In our reading sessions, we've been discussing how all readers come across words they don't know. It's the good readers, though, who have tricks or strategies for figuring out those new words. Here are the strategies we will be using this year:
1. Look at the picture. Some people used to think that using pictures was "cheating"; we now know that this is a valuable cueing system, especially for first graders who are so good at "reading pictures."
2. Get you mouth ready. Just by getting their mouths ready for the first sound of a word, readers can often identify a new word.
3. Does it sound right? Use your sounds. This is when a reader makes sure that the word being said matches up with the sounds in the word. S/he uses the sounds to identify a new word. S/he also uses the syntax/structure of a sentence to fit in a word that sounds right.
4. Look for chunks. Many words contain "chunks," or small pieces of words that help readers to read and write many other words. These are words like cat, ball, and will that are all part of strong "word families." The word will, for instance, contains a chunk (-ill) that helps readers to read and write many other words like mill, still and fill. When good readers get stuck on new words, they look for chunks of letters that are familiar.

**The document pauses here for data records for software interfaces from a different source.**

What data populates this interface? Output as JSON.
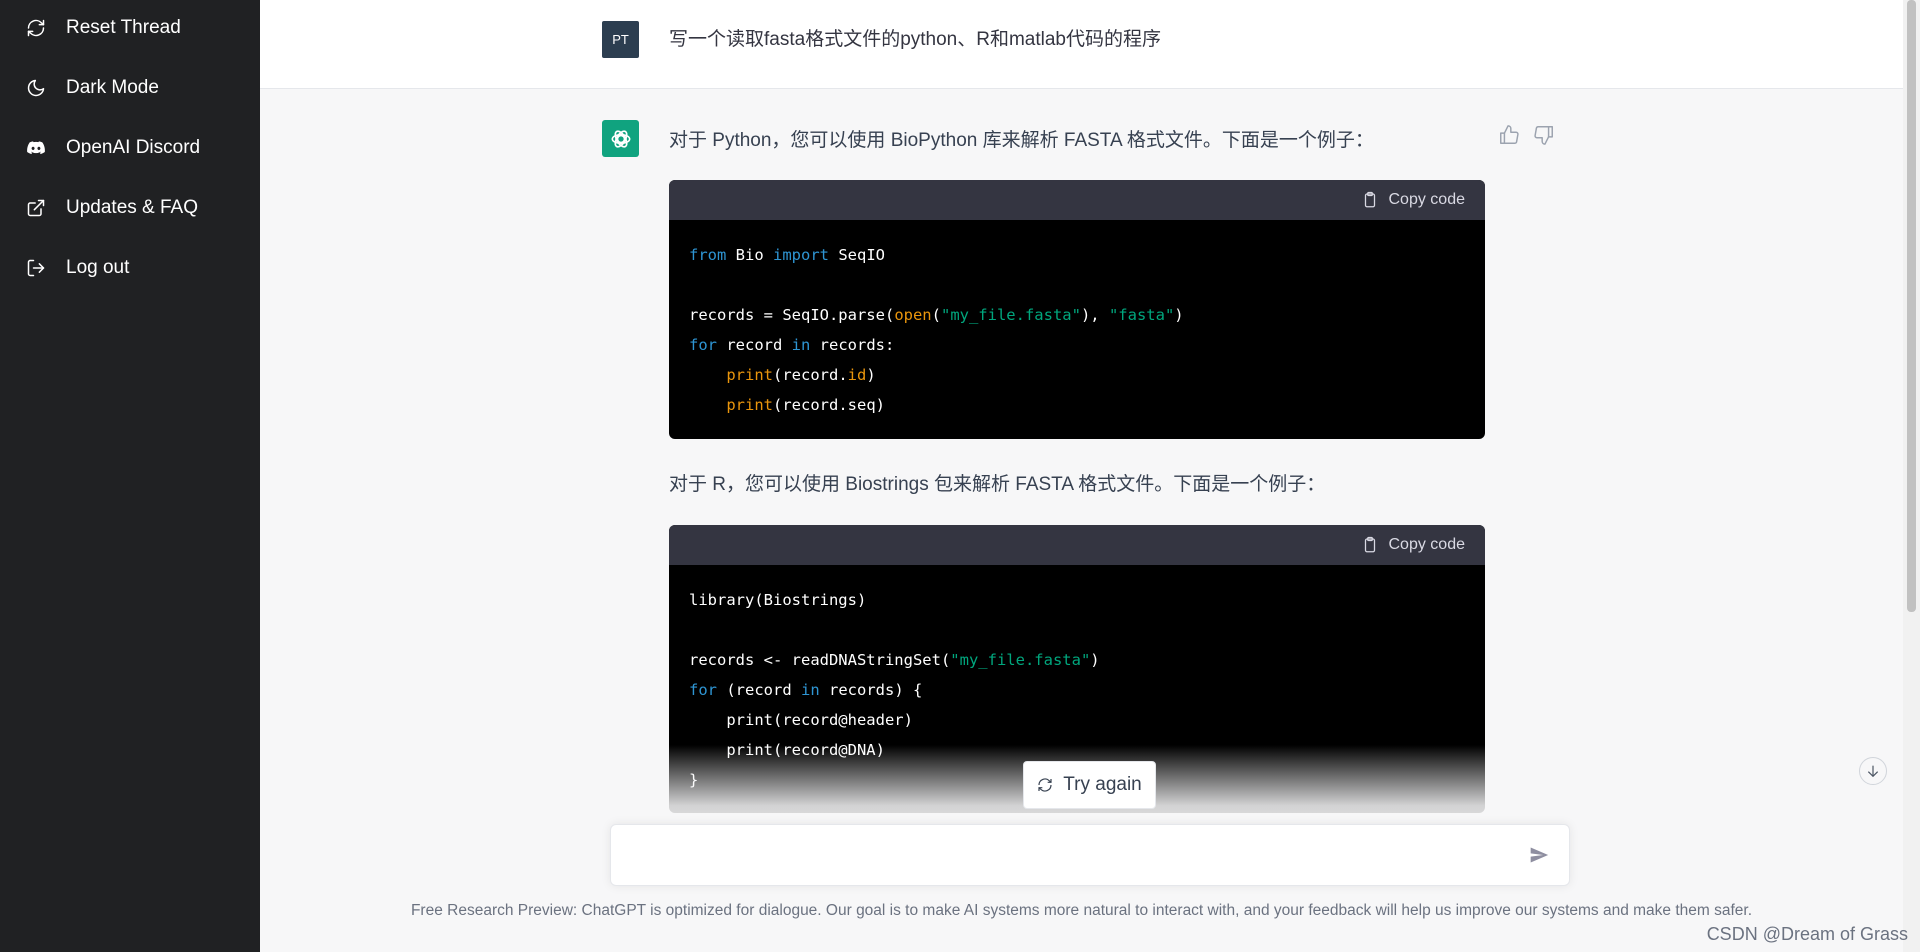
{
  "sidebar": {
    "items": [
      {
        "label": "Reset Thread",
        "icon": "refresh-icon"
      },
      {
        "label": "Dark Mode",
        "icon": "moon-icon"
      },
      {
        "label": "OpenAI Discord",
        "icon": "discord-icon"
      },
      {
        "label": "Updates & FAQ",
        "icon": "external-link-icon"
      },
      {
        "label": "Log out",
        "icon": "logout-icon"
      }
    ]
  },
  "user_message": {
    "avatar": "PT",
    "text": "写一个读取fasta格式文件的python、R和matlab代码的程序"
  },
  "bot_message": {
    "intro_python": "对于 Python，您可以使用 BioPython 库来解析 FASTA 格式文件。下面是一个例子：",
    "intro_r": "对于 R，您可以使用 Biostrings 包来解析 FASTA 格式文件。下面是一个例子：",
    "copy_label": "Copy code",
    "python_code": {
      "l1_kw1": "from",
      "l1_mid": " Bio ",
      "l1_kw2": "import",
      "l1_end": " SeqIO",
      "l3_a": "records = SeqIO.parse(",
      "l3_fn": "open",
      "l3_b": "(",
      "l3_s1": "\"my_file.fasta\"",
      "l3_c": "), ",
      "l3_s2": "\"fasta\"",
      "l3_d": ")",
      "l4_kw1": "for",
      "l4_mid": " record ",
      "l4_kw2": "in",
      "l4_end": " records:",
      "l5_indent": "    ",
      "l5_fn": "print",
      "l5_a": "(record.",
      "l5_attr": "id",
      "l5_b": ")",
      "l6_indent": "    ",
      "l6_fn": "print",
      "l6_a": "(record.seq)"
    },
    "r_code": {
      "l1": "library(Biostrings)",
      "l3_a": "records <- readDNAStringSet(",
      "l3_s": "\"my_file.fasta\"",
      "l3_b": ")",
      "l4_kw1": "for",
      "l4_mid": " (record ",
      "l4_kw2": "in",
      "l4_end": " records) {",
      "l5": "    print(record@header)",
      "l6": "    print(record@DNA)",
      "l7": "}"
    }
  },
  "try_again_label": "Try again",
  "input": {
    "placeholder": ""
  },
  "footer": "Free Research Preview: ChatGPT is optimized for dialogue. Our goal is to make AI systems more natural to interact with, and your feedback will help us improve our systems and make them safer.",
  "watermark": "CSDN @Dream of Grass",
  "colors": {
    "sidebar_bg": "#202123",
    "bot_avatar": "#10a37f",
    "user_avatar": "#2c3e50",
    "code_keyword": "#2e95d3",
    "code_string": "#00a67d",
    "code_builtin": "#e9950c"
  }
}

5. Reread. Readers often reread they know to identify or get clues about the unknown word.
6. Does it make sense? Good readers are always asking this question. They can, therefore, often identify a new word by the context clues of a sentence.7. Leap and Look. Readers may skip over the difficult words until they get more clues in the sentence. But they always remember to come back to fill in the missing word!
It is a great help for you to become acquainted with these strategies to coach your child during home reading assignments. Having a wide repertoire of word strategies will prepare your new reader for many different types of reading and ultimately for enjoyment of stories for years to come.